I don’t think of myself as a survivor, but I guess I am.
There was no dramatic climax along the way, no Scarlett O’Hara vow against hunger and pain, no fists in the sky. There was only me, huddled under a stack of prayer quilts from friends and family, doing what any normal person would do.
Sure, there were interesting moments. I went through a time of pretending, both to my family and myself, that Stage 4 Non-Hodgkin’s lymphoma is really kind of a good thing to have. Jackie Kennedy had the same form of cancer I did, so it was kind of like I had a sudden mystical bond with Camelot—very quickly I, too, would be graceful and lovely and filled with faith in the midst of my suffering. For a while, I sweated it out under a wig that made me look like a deranged Jennifer Aniston, vainly drawing on my eyebrows and telling my two kids that everything would be all right.

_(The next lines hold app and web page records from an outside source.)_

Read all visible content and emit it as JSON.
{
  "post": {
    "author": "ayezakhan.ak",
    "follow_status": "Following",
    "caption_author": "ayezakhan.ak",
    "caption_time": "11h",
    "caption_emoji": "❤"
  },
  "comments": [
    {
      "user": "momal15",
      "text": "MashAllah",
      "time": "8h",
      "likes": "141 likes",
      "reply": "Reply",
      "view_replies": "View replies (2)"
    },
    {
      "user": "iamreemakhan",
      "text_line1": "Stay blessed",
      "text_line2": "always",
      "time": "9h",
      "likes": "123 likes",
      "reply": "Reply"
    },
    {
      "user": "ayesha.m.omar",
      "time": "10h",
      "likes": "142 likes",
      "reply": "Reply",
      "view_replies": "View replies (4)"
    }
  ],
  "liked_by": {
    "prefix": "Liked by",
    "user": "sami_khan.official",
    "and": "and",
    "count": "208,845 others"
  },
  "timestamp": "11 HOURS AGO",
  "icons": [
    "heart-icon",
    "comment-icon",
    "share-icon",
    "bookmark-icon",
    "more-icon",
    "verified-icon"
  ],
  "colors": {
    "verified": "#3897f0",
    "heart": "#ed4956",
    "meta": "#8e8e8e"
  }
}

I told my co-workers that, too—until the day I had to acknowledge that the chemotherapy had blurred my thinking to the point where I couldn’t do my freelance writing job any more. So I went home and sat on the couch crying about my lost productivity and, quite possibly, my lost life. It wasn’t exactly heroic behavior.
Then, one particularly negative “I’m not going to make it out of this” day, I made a decision. I was going to start writing again . Not for work, but for my two young sons. If something happened to me, I wanted them to understand their heritage.
I had a stack of stories about my dad and his three brothers, who grew up in an alcoholic home during WWII. I’d start there. My book would be like Little Women , only with boys, booze, and neglect. My dad was a smart kid who did what he wanted—including tapping the neighborhood phone lines, scaling the attic roof, and even attracting the notice of the FBI. His stories showed humor in the midst of trouble. I could dig it.
So my laptop joined me on the couch, and the writing began. Page by page, I laughed, I cried, and I began to accept—and even hope. So did my family. Every day after school, there would be a new bit of prose for us to read together and connect over. We even started to find the tiny bits of humor in our own situation.
Is that unusual? I don’t think so. Lots of people write when they’re sick—in journals, in blogs. I was just lucky in that I was able to finish the book, get through the chemo, and—miracle of miracles—find a publisher willing to take on a sick person with silly hair. (Editor’s note: Stephanie’s book, Victory on the Homefront , published under the pseudonym D.S. Grier, came out this spring. Look for it on Amazon and at Barnes and Noble .)
A year later, I was ready to go back to work. Well, sort of. I had a new problem. What they never tell you about chemo is that it includes steroids and crazy hormones, which lead to weight gain. I couldn’t fit into a single one of my work outfits. More tears ensued.
So I was ready bait when a flyer came in the mail from the Leukemia and Lymphoma Society, telling me how it sponsors runners to train for races through its Team in Training program. It was a win-win: I’d raise money to advance medical knowledge about my illness, and I’d lose weight at the same time. I mailed off solicitation letters to the people on my Christmas card list and started training.
Six months later, I’d finished a half marathon and raised $11,000 for cancer research. I cried most of the way through the race (it’s hard to cry and run simultaneously, let me tell you) and lost the first 20 pounds. I can now get into at least some of my old clothes.
After the race, I got all these comments from people about how my story was so inspiring—the book, the run. But I don’t think of it like that. My book is a happy coincidence, and so is the fact that the Leukemia and Lymphoma Society people use a weight loss strategy as a way of raising money.
I did what anyone else in my circumstances would do. Probably nobody will make an Oscar-winning film about my experiences (though if they do, I hope Tina Fey gets the role). Surviving cancer doesn’t play out like a movie. It’s like a car wreck in slow motion—such slow motion you can’t actually see the action happening.
In the end, it’s really just about the slow work of getting through. But right now, that’s enough for me.